Having established the relationship and given some indication of why the authorities may be inclined to believe the protest allegation despite evidence to the contrary, Virumaandi should have left it there and concentrated on Ariyanachi’s struggles to bring her husband’s body home. Instead, the film keeps flashing back to instances in Ranasingam’s life which really don’t add much more to the story. Rather, they detract from the emotional build-up that Aishwarya achieves with each of her scenes and end up mostly just dragging the pace of the film back. Given that the film has a run time of just under 3 hours, there is a lot of unnecessary back story here that could easily have been cut without affecting either the tone of the film or the impact of the story at all.
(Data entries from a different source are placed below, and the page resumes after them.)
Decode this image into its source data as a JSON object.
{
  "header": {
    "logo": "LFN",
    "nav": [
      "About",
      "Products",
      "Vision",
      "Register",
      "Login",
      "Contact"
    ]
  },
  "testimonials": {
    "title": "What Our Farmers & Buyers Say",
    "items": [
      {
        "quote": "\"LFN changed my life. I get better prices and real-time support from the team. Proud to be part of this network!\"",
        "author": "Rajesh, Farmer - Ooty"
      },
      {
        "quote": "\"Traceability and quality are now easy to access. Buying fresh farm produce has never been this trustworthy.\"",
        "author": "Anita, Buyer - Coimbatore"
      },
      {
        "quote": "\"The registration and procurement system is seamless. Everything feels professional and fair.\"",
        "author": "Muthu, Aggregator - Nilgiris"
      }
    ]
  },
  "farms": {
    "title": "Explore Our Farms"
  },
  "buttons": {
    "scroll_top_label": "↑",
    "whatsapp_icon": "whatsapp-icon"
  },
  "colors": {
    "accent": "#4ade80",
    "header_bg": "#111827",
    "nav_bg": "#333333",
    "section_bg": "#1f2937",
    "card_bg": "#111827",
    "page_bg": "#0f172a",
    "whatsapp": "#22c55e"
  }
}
Thankfully Aishwarya Rajesh is excellent and hits every emotional note just right. Her frustration at her inability to get any answers in palpable and infuses every frame. Although her grief is more restrained, it’s still a poignant backdrop to the second half of the film and Aishwarya gives Ariyanachi plenty of dignity along with amazing resilience and a determination that feels very real. Although it seems perhaps too obvious, the moment where Virumaandi contrasts the return of Sridevi’s body with the interminable red tape and delays that meet Ariyanachi’s every attempt to repatriate her husband’s body does make an impact, more so because he doesn’t dwell on the disparity but moves quickly on to the next problem.
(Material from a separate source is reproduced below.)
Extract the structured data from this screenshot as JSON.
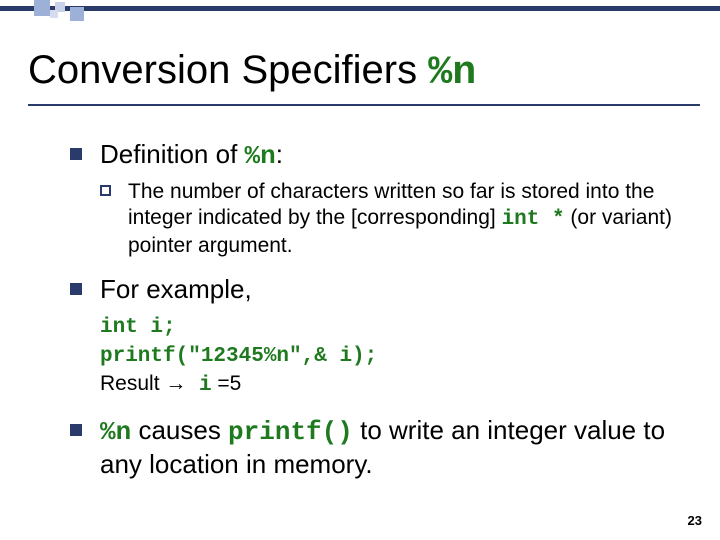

Some parts of the story are overly dramatic which doesn’t seem necessary given that the underlying tale is poignant enough to not need any further embellishment. Many of the flashback scenes refer to farmers rights, but these work much better when shown as part of Ariyanachi’s life in the village. Similarly, the social issues tackled by the film are most effective when part of the story, such as when Ariyanachi struggles to prove that she is indeed married to Ranasingam since the couple have no legal documents to show that the marriage took place. These scenes are where the film really comes to life, and Aishwarya Rajesh ensures that every scene is realistic and completely believable.

Although there are issues with the film’s length and the incessant flashbacks, overall this is one that deserves to be seen. The emotional storyline is carried well by Aishwarya Rajesh and the support cast, while the social issues are clearly important to highlight in these days of increasingly politicised issues around water rights and the increasingly large international workforce. I wish there had been more of a focus on Ariyanachi’s story, but there is still a lot to enjoy in Ka Pae Ranasingam. Well worth watching for Aishwarya Rajesh, Vijay Sethupathi and an introduction to the issues surrounding the death of workers overseas. 3 ½ stars.